**EXERCISE BRIEF**.
Of the lines below, report only those that contain "source".

%%

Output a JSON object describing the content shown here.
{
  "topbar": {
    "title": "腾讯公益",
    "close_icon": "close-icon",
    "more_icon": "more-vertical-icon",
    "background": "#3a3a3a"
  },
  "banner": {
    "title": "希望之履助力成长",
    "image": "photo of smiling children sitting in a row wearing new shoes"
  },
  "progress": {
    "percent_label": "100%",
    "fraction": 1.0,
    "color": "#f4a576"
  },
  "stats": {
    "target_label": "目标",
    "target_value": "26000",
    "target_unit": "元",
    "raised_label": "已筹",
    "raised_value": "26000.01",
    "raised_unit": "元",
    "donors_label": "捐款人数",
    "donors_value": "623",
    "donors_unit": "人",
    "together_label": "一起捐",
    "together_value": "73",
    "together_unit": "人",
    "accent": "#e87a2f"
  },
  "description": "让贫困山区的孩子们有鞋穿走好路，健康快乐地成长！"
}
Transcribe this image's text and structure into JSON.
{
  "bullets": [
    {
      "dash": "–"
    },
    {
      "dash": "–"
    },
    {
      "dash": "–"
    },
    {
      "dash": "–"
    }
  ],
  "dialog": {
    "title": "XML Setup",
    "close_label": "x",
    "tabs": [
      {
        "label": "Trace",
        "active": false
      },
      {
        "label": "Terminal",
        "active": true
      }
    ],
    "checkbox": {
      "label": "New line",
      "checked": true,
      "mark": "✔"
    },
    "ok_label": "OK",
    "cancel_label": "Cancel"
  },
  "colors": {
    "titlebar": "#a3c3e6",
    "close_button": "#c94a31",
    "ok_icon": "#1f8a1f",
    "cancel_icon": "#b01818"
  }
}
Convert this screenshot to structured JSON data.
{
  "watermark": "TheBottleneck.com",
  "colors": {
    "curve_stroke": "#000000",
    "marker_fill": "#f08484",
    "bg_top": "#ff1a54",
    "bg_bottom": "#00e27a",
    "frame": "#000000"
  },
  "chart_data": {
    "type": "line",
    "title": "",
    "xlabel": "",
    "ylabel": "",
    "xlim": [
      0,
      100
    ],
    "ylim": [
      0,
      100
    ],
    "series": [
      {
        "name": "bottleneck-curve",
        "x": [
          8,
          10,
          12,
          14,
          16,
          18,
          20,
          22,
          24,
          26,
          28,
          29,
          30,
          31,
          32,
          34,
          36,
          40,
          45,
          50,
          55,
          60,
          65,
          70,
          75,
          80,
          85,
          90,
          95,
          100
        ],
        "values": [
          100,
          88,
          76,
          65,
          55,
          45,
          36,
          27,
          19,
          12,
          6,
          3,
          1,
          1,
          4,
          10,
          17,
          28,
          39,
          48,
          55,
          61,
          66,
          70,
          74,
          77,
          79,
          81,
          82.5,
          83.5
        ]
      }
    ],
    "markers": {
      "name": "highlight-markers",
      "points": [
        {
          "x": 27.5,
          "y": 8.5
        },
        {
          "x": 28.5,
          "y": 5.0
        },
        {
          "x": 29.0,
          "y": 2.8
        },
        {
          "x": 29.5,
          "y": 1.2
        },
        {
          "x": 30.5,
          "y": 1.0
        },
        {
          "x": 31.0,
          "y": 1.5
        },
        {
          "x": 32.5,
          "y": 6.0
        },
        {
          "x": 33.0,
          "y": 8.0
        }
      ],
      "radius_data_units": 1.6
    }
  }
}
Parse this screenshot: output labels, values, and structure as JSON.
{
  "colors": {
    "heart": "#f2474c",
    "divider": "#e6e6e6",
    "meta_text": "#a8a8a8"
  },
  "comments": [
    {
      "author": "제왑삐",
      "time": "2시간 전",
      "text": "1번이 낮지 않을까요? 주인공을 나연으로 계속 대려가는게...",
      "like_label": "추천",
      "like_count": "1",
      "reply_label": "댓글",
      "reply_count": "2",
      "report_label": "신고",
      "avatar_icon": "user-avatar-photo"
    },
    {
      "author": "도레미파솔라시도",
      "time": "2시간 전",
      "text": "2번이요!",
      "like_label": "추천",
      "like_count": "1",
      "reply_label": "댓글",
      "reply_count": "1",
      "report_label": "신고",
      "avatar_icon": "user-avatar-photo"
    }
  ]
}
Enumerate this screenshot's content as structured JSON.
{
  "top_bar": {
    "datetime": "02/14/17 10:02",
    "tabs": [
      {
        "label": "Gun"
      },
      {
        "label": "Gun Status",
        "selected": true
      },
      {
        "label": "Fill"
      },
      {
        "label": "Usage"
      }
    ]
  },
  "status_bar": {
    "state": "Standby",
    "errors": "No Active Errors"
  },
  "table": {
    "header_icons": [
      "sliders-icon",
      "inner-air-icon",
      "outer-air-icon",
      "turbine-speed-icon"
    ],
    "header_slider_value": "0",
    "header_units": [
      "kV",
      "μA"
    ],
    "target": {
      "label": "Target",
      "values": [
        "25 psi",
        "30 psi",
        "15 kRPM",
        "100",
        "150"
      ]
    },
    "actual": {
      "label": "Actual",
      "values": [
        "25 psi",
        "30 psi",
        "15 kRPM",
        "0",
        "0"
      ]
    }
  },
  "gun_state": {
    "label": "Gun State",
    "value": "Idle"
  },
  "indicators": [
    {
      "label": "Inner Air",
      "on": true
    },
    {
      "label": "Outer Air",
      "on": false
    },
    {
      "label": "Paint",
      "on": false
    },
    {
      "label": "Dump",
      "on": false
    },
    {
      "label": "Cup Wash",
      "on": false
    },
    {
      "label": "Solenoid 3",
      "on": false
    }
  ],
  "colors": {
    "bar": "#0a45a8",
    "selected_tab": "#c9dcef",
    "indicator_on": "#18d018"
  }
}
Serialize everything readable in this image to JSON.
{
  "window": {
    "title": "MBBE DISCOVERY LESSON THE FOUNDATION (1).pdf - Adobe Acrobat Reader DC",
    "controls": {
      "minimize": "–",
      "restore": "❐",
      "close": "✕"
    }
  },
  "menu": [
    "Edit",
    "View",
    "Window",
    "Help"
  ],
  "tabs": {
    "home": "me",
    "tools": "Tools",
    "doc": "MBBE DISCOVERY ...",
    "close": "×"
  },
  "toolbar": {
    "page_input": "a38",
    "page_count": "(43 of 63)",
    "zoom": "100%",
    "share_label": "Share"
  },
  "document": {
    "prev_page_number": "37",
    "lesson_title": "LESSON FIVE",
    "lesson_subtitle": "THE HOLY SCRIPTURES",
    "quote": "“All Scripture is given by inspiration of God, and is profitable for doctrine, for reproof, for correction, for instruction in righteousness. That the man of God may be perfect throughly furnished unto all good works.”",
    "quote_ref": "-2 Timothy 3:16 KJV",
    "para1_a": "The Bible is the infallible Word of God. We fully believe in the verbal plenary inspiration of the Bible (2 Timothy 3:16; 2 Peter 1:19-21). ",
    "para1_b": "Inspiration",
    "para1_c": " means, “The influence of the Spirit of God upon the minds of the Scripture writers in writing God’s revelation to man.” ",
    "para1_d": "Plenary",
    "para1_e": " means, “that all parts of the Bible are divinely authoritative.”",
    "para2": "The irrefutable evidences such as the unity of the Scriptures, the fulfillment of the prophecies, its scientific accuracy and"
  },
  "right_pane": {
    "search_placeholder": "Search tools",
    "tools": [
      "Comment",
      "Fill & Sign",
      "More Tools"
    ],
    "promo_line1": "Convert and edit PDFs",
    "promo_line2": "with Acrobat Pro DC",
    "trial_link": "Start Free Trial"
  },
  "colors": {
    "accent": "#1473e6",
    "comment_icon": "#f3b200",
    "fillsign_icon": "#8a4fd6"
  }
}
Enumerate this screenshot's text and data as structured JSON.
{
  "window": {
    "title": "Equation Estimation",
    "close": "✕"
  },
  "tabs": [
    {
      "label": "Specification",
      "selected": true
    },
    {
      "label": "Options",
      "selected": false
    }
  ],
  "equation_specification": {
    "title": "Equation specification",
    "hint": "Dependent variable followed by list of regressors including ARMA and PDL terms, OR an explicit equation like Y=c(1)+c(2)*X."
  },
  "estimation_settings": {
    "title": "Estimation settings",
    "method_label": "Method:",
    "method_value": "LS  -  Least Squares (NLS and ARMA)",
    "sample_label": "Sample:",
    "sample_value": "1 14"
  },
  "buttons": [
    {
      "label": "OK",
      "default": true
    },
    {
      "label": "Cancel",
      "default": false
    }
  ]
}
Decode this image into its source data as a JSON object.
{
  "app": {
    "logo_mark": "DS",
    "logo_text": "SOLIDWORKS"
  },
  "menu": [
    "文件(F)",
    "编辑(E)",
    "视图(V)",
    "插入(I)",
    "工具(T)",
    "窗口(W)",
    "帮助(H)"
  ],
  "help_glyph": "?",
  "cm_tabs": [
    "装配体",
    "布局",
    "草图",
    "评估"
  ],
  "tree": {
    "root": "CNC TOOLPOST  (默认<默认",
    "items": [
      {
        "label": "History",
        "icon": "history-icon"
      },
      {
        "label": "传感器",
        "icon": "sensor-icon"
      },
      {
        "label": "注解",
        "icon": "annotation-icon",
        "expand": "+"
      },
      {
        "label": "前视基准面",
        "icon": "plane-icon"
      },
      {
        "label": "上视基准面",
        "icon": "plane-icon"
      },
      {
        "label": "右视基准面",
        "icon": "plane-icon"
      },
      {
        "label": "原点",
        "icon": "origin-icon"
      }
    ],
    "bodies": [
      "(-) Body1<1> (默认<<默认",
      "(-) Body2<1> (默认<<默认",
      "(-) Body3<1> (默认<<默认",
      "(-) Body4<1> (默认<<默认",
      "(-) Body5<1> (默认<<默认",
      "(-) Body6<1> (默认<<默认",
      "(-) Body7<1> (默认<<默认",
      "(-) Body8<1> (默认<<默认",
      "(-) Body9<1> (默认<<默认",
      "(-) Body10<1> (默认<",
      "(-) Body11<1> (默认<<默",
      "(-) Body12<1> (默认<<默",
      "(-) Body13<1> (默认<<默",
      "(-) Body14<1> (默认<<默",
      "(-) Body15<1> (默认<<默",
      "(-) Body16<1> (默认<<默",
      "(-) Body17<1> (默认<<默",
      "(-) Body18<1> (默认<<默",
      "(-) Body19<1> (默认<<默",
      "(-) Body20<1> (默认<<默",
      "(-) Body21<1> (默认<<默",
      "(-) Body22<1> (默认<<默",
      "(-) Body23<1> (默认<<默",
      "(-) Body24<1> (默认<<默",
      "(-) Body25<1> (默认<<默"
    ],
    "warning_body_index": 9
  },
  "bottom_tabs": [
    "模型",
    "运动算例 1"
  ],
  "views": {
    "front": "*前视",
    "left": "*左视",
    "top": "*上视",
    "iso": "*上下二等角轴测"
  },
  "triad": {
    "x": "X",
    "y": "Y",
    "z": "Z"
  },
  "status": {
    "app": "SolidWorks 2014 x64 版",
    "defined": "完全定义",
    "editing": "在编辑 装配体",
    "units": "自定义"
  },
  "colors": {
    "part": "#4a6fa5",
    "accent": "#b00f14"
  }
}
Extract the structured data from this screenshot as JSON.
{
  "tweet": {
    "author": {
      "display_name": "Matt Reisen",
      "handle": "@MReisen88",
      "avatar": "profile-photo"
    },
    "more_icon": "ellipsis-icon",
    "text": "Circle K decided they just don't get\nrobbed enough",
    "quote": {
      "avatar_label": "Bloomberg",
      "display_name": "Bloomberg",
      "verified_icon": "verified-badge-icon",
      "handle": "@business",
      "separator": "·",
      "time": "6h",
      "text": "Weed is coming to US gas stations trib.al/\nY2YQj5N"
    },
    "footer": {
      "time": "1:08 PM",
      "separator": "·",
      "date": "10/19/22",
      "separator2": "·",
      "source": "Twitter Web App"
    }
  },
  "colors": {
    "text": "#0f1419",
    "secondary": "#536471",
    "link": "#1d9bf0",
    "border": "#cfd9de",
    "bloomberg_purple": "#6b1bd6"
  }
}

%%

**SOLUTION**.
Decode this image into its source data as a JSON object.
      "source": "Twitter Web App"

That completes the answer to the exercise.